Submitted to: Extension Fact Sheets
Publication Type: Other
Publication Acceptance Date: March 2, 2009
Publication Date: March 3, 2009

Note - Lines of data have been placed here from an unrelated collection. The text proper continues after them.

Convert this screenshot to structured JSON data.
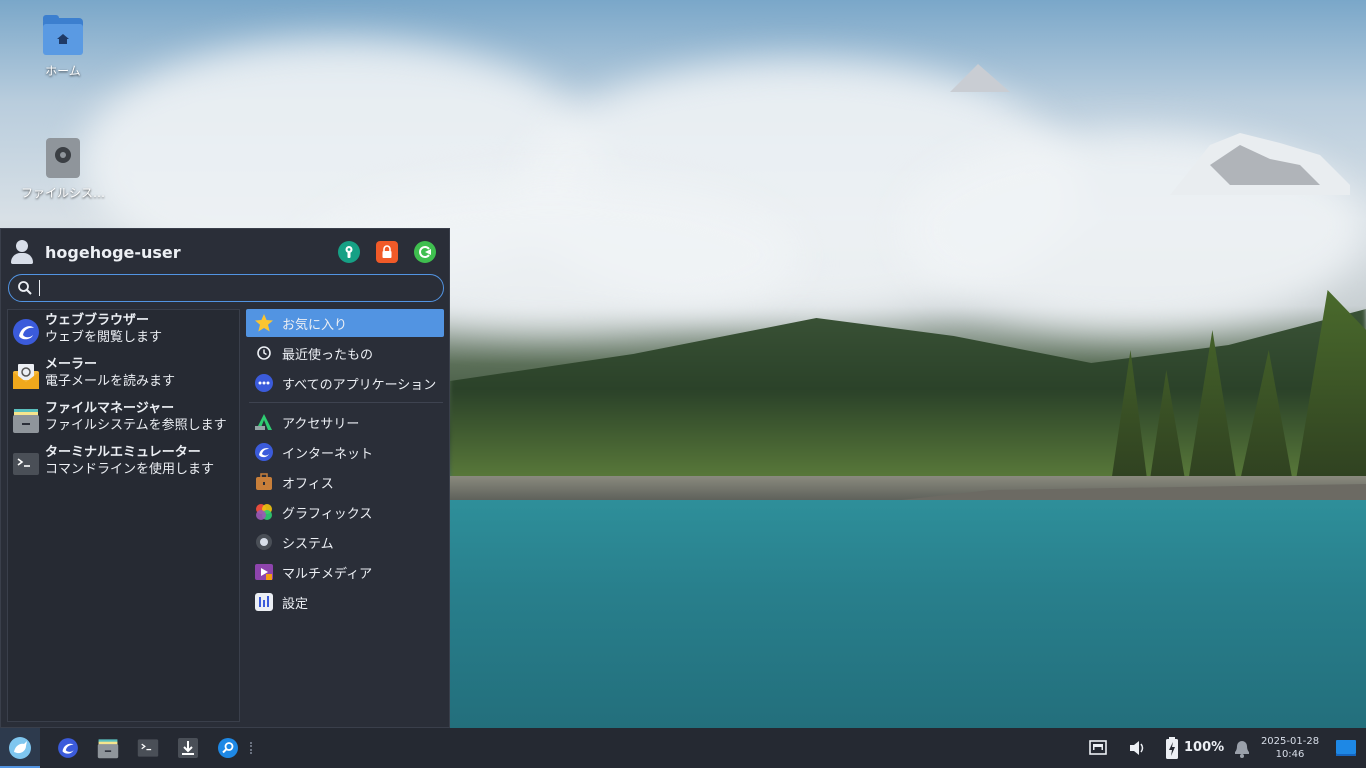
{
  "desktop": {
    "icons": [
      {
        "label": "ホーム",
        "icon": "home-folder-icon"
      },
      {
        "label": "ファイルシス…",
        "icon": "filesystem-drive-icon"
      }
    ]
  },
  "menu": {
    "user": {
      "name": "hogehoge-user",
      "icon": "user-icon"
    },
    "header_buttons": [
      {
        "name": "settings-manager-icon",
        "color": "#16a085"
      },
      {
        "name": "lock-icon",
        "color": "#f05a28"
      },
      {
        "name": "logout-icon",
        "color": "#3fbf4f"
      }
    ],
    "search": {
      "value": "",
      "placeholder": ""
    },
    "favorites": [
      {
        "title": "ウェブブラウザー",
        "subtitle": "ウェブを閲覧します",
        "icon": "web-browser-icon"
      },
      {
        "title": "メーラー",
        "subtitle": "電子メールを読みます",
        "icon": "mail-icon"
      },
      {
        "title": "ファイルマネージャー",
        "subtitle": "ファイルシステムを参照します",
        "icon": "file-manager-icon"
      },
      {
        "title": "ターミナルエミュレーター",
        "subtitle": "コマンドラインを使用します",
        "icon": "terminal-icon"
      }
    ],
    "categories_top": [
      {
        "label": "お気に入り",
        "icon": "star-icon",
        "active": true
      },
      {
        "label": "最近使ったもの",
        "icon": "clock-icon",
        "active": false
      },
      {
        "label": "すべてのアプリケーション",
        "icon": "all-apps-icon",
        "active": false
      }
    ],
    "categories": [
      {
        "label": "アクセサリー",
        "icon": "accessories-icon"
      },
      {
        "label": "インターネット",
        "icon": "internet-icon"
      },
      {
        "label": "オフィス",
        "icon": "office-icon"
      },
      {
        "label": "グラフィックス",
        "icon": "graphics-icon"
      },
      {
        "label": "システム",
        "icon": "system-icon"
      },
      {
        "label": "マルチメディア",
        "icon": "multimedia-icon"
      },
      {
        "label": "設定",
        "icon": "settings-icon"
      }
    ]
  },
  "panel": {
    "launchers": [
      {
        "name": "whisker-menu-icon"
      },
      {
        "name": "web-browser-icon"
      },
      {
        "name": "file-manager-icon"
      },
      {
        "name": "terminal-icon"
      },
      {
        "name": "download-icon"
      },
      {
        "name": "app-finder-icon"
      }
    ],
    "tray": {
      "battery_percent": "100%",
      "date": "2025-01-28",
      "time": "10:46"
    }
  },
  "colors": {
    "accent": "#5294e2",
    "menu_bg": "#2a2e38",
    "panel_bg": "#252932"
  }
}
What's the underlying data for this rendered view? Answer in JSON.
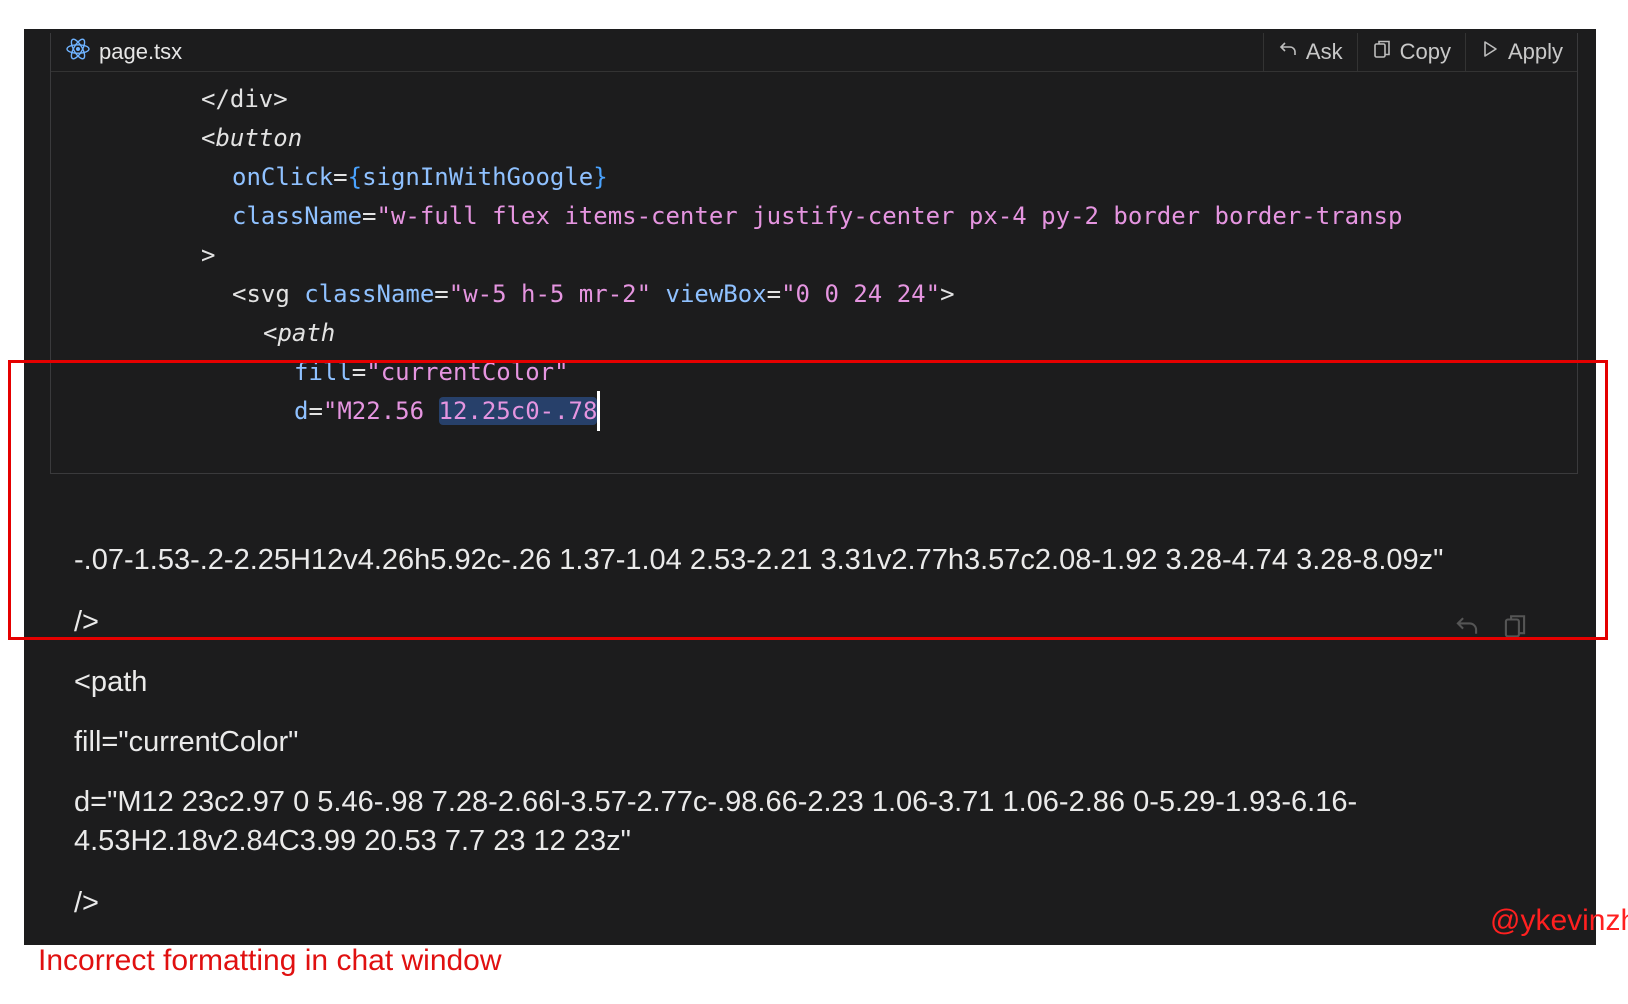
{
  "codeblock": {
    "filename": "page.tsx",
    "file_icon": "react-atom-icon",
    "actions": [
      {
        "label": "Ask",
        "icon": "undo-arrow-icon"
      },
      {
        "label": "Copy",
        "icon": "copy-icon"
      },
      {
        "label": "Apply",
        "icon": "play-icon"
      }
    ],
    "lines": {
      "l1": "</div>",
      "l2": "<button",
      "l3_attr": "onClick",
      "l3_eq": "=",
      "l3_open": "{",
      "l3_val": "signInWithGoogle",
      "l3_close": "}",
      "l4_attr": "className",
      "l4_eq": "=",
      "l4_val": "\"w-full flex items-center justify-center px-4 py-2 border border-transp",
      "l5": ">",
      "l6_tag": "<svg",
      "l6_attr1": "className",
      "l6_eq1": "=",
      "l6_val1": "\"w-5 h-5 mr-2\"",
      "l6_attr2": "viewBox",
      "l6_eq2": "=",
      "l6_val2": "\"0 0 24 24\"",
      "l6_end": ">",
      "l7": "<path",
      "l8_attr": "fill",
      "l8_eq": "=",
      "l8_val": "\"currentColor\"",
      "l9_attr": "d",
      "l9_eq": "=",
      "l9_val": "\"M22.56 ",
      "l9_sel": "12.25c0-.78"
    }
  },
  "prose": {
    "p1": "-.07-1.53-.2-2.25H12v4.26h5.92c-.26 1.37-1.04 2.53-2.21 3.31v2.77h3.57c2.08-1.92 3.28-4.74 3.28-8.09z\"",
    "p2": "/>",
    "p3": "<path",
    "p4": "fill=\"currentColor\"",
    "p5a": "d=\"M12 23c2.97 0 5.46-.98 7.28-2.66l-3.57-2.77c-.98.66-2.23 1.06-3.71 1.06-2.86 0-5.29-1.93-6.16-",
    "p5b": "4.53H2.18v2.84C3.99 20.53 7.7 23 12 23z\"",
    "p6": "/>"
  },
  "watermark": "@ykevinzhang",
  "caption": "Incorrect formatting in chat window",
  "colors": {
    "annotation": "#e50000",
    "panel_bg": "#1c1c1d"
  }
}
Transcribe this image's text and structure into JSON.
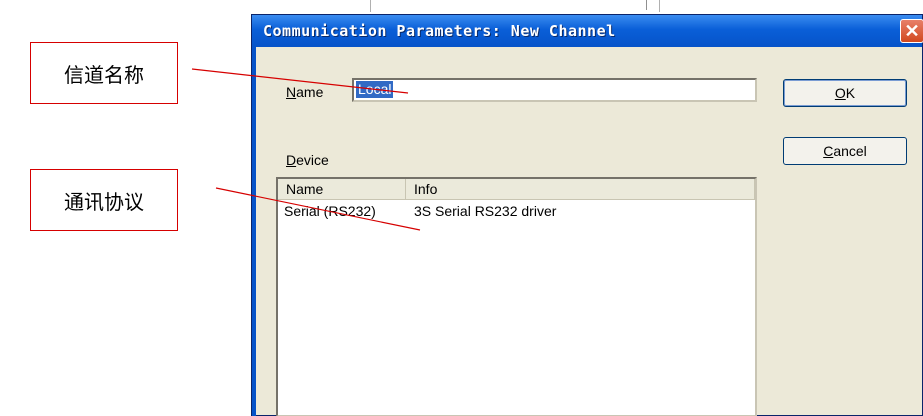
{
  "callouts": {
    "channel_name": "信道名称",
    "protocol": "通讯协议"
  },
  "dialog": {
    "title": "Communication Parameters: New Channel",
    "close_glyph": "✕",
    "name_label_hotkey": "N",
    "name_label_rest": "ame",
    "name_value": "Local",
    "device_label_hotkey": "D",
    "device_label_rest": "evice",
    "ok_hotkey": "O",
    "ok_rest": "K",
    "cancel_hotkey": "C",
    "cancel_rest": "ancel",
    "device_list": {
      "columns": [
        "Name",
        "Info"
      ],
      "rows": [
        {
          "name": "Serial (RS232)",
          "info": "3S Serial RS232 driver"
        }
      ]
    }
  },
  "colors": {
    "titlebar": "#0653c9",
    "dialog_bg": "#ece9d8",
    "callout_border": "#d60000",
    "selection": "#316ac5"
  }
}
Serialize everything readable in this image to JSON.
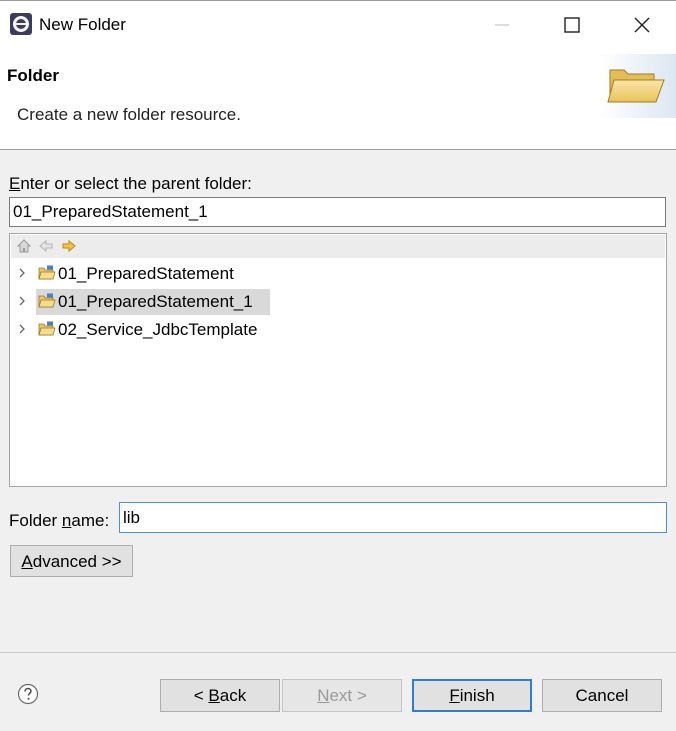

Citation: Sanderson, M.A., Bryant, R.B. 2009. Fact Sheet: Soil nutrient levels on grazing farms in the northeastern U.S.. Northeast Pasture Consortium Fact Sheets. p. 1. Technical Abstract: Soil nutrient levels are one indicator of the level of nutrient management on farms. Pastures in the northeastern U.S. have often been classified as low in soil fertility. These reports focused mainly on grazing lands managed at a relatively low intensity. Our objective was to gain some insight into the level of various soil nutrients on grazing farms across the northeastern USA. We compiled soil nutrient information from three databases comprising a total of 215 pastures on 66 farms in nine states. The majority of pastures sampled had optimum to high levels of soil phosphorus (P) and potassium (K). Increased levels of soil test P have been associated with an increased risk of P loss in surface water runoff; however, other risk factors such as landscape position and hydrologic connections must be considered as well. Paddocks farthest from the barn tended to have lower soil P levels; however, there was a large range in soil P regardless of distance from the barn. High soil K may result in high forage K concentrations, which can cause metabolic problems in cattle. Nearly 60% of the pastures sampled had a low soil pH (between 5.1 and 6.4) indicating that liming may be beneficial on these pastures. Our research also showed that the use of single composite samples for soil test P is an appropriate indication of P concentration in runoff, because the compositing effect that masks “hot spots” during soil sampling also buffers against high concentrations of P being lost in runoff. Farms with more intensive grazing management have greater soil fertility levels and that these producers should be mindful of nutrient management practices.